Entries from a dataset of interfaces
=== Section Start ===

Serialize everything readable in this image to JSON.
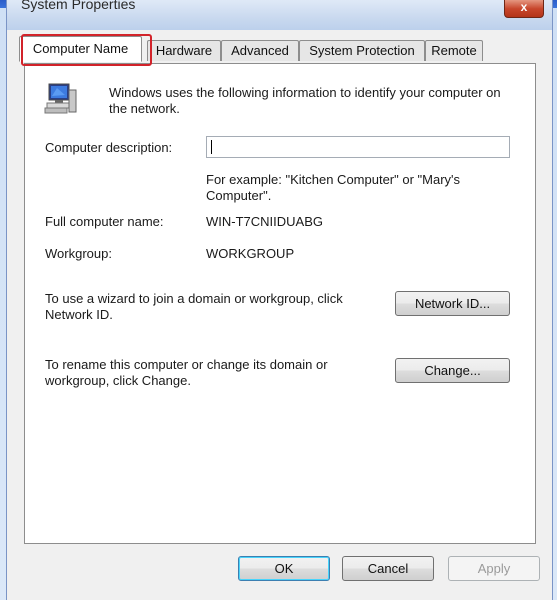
{
  "window": {
    "title": "System Properties",
    "close_glyph": "x"
  },
  "tabs": [
    {
      "label": "Computer Name",
      "active": true
    },
    {
      "label": "Hardware"
    },
    {
      "label": "Advanced"
    },
    {
      "label": "System Protection"
    },
    {
      "label": "Remote"
    }
  ],
  "intro": "Windows uses the following information to identify your computer on the network.",
  "description": {
    "label": "Computer description:",
    "value": "",
    "example": "For example: \"Kitchen Computer\" or \"Mary's Computer\"."
  },
  "full_name": {
    "label": "Full computer name:",
    "value": "WIN-T7CNIIDUABG"
  },
  "workgroup": {
    "label": "Workgroup:",
    "value": "WORKGROUP"
  },
  "network_id": {
    "text": "To use a wizard to join a domain or workgroup, click Network ID.",
    "button_label": "Network ID..."
  },
  "rename": {
    "text": "To rename this computer or change its domain or workgroup, click Change.",
    "button_label": "Change..."
  },
  "footer": {
    "ok": "OK",
    "cancel": "Cancel",
    "apply": "Apply"
  },
  "colors": {
    "highlight": "#d2232a",
    "title_bar_blue": "#1f45a8"
  },
  "icons": {
    "computer": "computer-icon"
  }
}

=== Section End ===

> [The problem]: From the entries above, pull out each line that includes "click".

> [Answer to this exercise]:
    "text": "To use a wizard to join a domain or workgroup, click Network ID.",
    "text": "To rename this computer or change its domain or workgroup, click Change.",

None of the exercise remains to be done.